**** Information supplied

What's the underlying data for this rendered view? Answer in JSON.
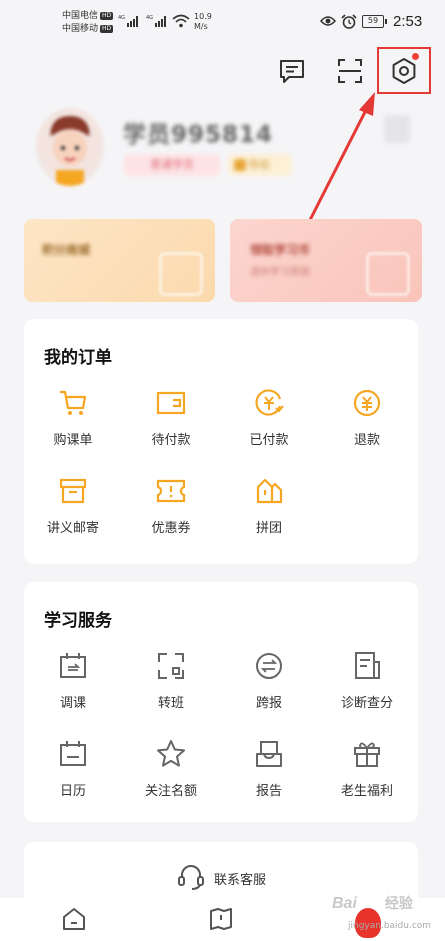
{
  "status_bar": {
    "carrier1": "中国电信",
    "carrier2": "中国移动",
    "hd": "HD",
    "network": "4G",
    "speed_value": "10.9",
    "speed_unit": "M/s",
    "battery": "59",
    "time": "2:53"
  },
  "header": {
    "icons": [
      "message-icon",
      "scan-icon",
      "settings-icon"
    ],
    "settings_has_notification": true
  },
  "profile": {
    "username": "学员995814",
    "badge_primary": "普通学员",
    "badge_secondary": "等级"
  },
  "promos": {
    "left_title": "积分商城",
    "right_title": "领取学习币",
    "right_subtitle": "送你学习奖励"
  },
  "orders": {
    "title": "我的订单",
    "items": [
      {
        "label": "购课单",
        "icon": "cart-icon"
      },
      {
        "label": "待付款",
        "icon": "wallet-icon"
      },
      {
        "label": "已付款",
        "icon": "paid-icon"
      },
      {
        "label": "退款",
        "icon": "refund-icon"
      },
      {
        "label": "讲义邮寄",
        "icon": "package-icon"
      },
      {
        "label": "优惠券",
        "icon": "coupon-icon"
      },
      {
        "label": "拼团",
        "icon": "group-buy-icon"
      }
    ]
  },
  "services": {
    "title": "学习服务",
    "items": [
      {
        "label": "调课",
        "icon": "calendar-adjust-icon"
      },
      {
        "label": "转班",
        "icon": "transfer-icon"
      },
      {
        "label": "跨报",
        "icon": "switch-icon"
      },
      {
        "label": "诊断查分",
        "icon": "report-card-icon"
      },
      {
        "label": "日历",
        "icon": "calendar-icon"
      },
      {
        "label": "关注名额",
        "icon": "star-icon"
      },
      {
        "label": "报告",
        "icon": "inbox-icon"
      },
      {
        "label": "老生福利",
        "icon": "gift-icon"
      }
    ]
  },
  "contact": {
    "label": "联系客服",
    "icon": "headset-icon"
  },
  "tabbar": {
    "icons": [
      "home-icon",
      "book-icon"
    ]
  },
  "watermark": {
    "text": "Bai",
    "sub": "jingyan.baidu.com",
    "mark": "经验"
  },
  "colors": {
    "accent": "#f5a623",
    "highlight": "#e53935",
    "background": "#f5f5f7"
  }
}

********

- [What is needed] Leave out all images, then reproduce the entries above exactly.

- [Solution to this problem]
What's the underlying data for this rendered view? Answer in JSON.
{
  "status_bar": {
    "carrier1": "中国电信",
    "carrier2": "中国移动",
    "hd": "HD",
    "network": "4G",
    "speed_value": "10.9",
    "speed_unit": "M/s",
    "battery": "59",
    "time": "2:53"
  },
  "header": {
    "icons": [
      "message-icon",
      "scan-icon",
      "settings-icon"
    ],
    "settings_has_notification": true
  },
  "profile": {
    "username": "学员995814",
    "badge_primary": "普通学员",
    "badge_secondary": "等级"
  },
  "promos": {
    "left_title": "积分商城",
    "right_title": "领取学习币",
    "right_subtitle": "送你学习奖励"
  },
  "orders": {
    "title": "我的订单",
    "items": [
      {
        "label": "购课单",
        "icon": "cart-icon"
      },
      {
        "label": "待付款",
        "icon": "wallet-icon"
      },
      {
        "label": "已付款",
        "icon": "paid-icon"
      },
      {
        "label": "退款",
        "icon": "refund-icon"
      },
      {
        "label": "讲义邮寄",
        "icon": "package-icon"
      },
      {
        "label": "优惠券",
        "icon": "coupon-icon"
      },
      {
        "label": "拼团",
        "icon": "group-buy-icon"
      }
    ]
  },
  "services": {
    "title": "学习服务",
    "items": [
      {
        "label": "调课",
        "icon": "calendar-adjust-icon"
      },
      {
        "label": "转班",
        "icon": "transfer-icon"
      },
      {
        "label": "跨报",
        "icon": "switch-icon"
      },
      {
        "label": "诊断查分",
        "icon": "report-card-icon"
      },
      {
        "label": "日历",
        "icon": "calendar-icon"
      },
      {
        "label": "关注名额",
        "icon": "star-icon"
      },
      {
        "label": "报告",
        "icon": "inbox-icon"
      },
      {
        "label": "老生福利",
        "icon": "gift-icon"
      }
    ]
  },
  "contact": {
    "label": "联系客服",
    "icon": "headset-icon"
  },
  "tabbar": {
    "icons": [
      "home-icon",
      "book-icon"
    ]
  },
  "watermark": {
    "text": "Bai",
    "sub": "jingyan.baidu.com",
    "mark": "经验"
  },
  "colors": {
    "accent": "#f5a623",
    "highlight": "#e53935",
    "background": "#f5f5f7"
  }
}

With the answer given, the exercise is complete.